- **Exercise goal**
Where does the word "name" occur in the data below? Copy each line that holds it.

- **Material for this task**
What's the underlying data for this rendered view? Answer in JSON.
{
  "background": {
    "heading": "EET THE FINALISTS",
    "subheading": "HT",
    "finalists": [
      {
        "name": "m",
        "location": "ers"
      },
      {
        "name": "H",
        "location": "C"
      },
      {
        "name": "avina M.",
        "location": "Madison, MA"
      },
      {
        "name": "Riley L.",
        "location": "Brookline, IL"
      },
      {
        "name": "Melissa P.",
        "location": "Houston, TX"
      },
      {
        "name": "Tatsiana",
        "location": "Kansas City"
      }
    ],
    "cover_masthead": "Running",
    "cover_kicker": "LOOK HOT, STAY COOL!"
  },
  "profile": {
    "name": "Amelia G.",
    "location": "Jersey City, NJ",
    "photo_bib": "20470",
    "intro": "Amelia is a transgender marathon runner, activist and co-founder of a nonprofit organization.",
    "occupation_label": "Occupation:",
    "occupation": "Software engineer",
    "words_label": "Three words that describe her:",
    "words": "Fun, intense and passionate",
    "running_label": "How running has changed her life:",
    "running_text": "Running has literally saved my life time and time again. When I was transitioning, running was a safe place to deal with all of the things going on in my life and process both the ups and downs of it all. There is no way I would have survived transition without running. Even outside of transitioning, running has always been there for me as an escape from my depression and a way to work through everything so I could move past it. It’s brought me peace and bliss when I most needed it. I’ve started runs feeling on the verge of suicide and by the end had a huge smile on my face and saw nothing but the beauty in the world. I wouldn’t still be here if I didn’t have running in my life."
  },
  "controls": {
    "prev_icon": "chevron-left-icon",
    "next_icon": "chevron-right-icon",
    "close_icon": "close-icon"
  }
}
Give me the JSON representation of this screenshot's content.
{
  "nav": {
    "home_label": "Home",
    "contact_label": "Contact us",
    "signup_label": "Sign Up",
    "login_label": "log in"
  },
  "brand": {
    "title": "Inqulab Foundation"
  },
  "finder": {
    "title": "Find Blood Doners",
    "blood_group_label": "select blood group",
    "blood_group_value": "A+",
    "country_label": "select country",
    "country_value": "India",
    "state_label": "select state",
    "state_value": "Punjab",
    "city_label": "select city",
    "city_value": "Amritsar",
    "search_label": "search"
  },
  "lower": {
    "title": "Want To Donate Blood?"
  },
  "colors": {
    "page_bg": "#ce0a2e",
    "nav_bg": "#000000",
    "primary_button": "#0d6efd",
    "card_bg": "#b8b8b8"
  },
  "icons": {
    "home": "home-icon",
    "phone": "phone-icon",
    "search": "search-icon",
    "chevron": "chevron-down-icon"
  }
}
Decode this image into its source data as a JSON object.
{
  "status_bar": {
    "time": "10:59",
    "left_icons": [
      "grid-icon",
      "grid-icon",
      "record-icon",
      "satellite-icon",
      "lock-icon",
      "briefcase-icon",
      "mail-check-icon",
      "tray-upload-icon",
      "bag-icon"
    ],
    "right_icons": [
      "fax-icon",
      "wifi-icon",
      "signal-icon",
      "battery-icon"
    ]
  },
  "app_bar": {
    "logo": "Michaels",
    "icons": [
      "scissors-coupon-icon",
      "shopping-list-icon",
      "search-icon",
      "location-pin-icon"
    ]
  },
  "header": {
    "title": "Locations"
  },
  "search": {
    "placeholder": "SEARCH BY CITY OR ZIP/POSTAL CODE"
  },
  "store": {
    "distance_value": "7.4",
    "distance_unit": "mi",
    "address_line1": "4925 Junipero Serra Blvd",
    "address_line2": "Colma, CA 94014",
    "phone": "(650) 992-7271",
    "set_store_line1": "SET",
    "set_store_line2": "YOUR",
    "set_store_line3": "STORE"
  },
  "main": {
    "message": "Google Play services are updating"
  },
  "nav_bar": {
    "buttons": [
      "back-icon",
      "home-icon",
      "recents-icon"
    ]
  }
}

- **Result below**
        "name": "m",
        "name": "H",
        "name": "avina M.",
        "name": "Riley L.",
        "name": "Melissa P.",
        "name": "Tatsiana",
    "name": "Amelia G.",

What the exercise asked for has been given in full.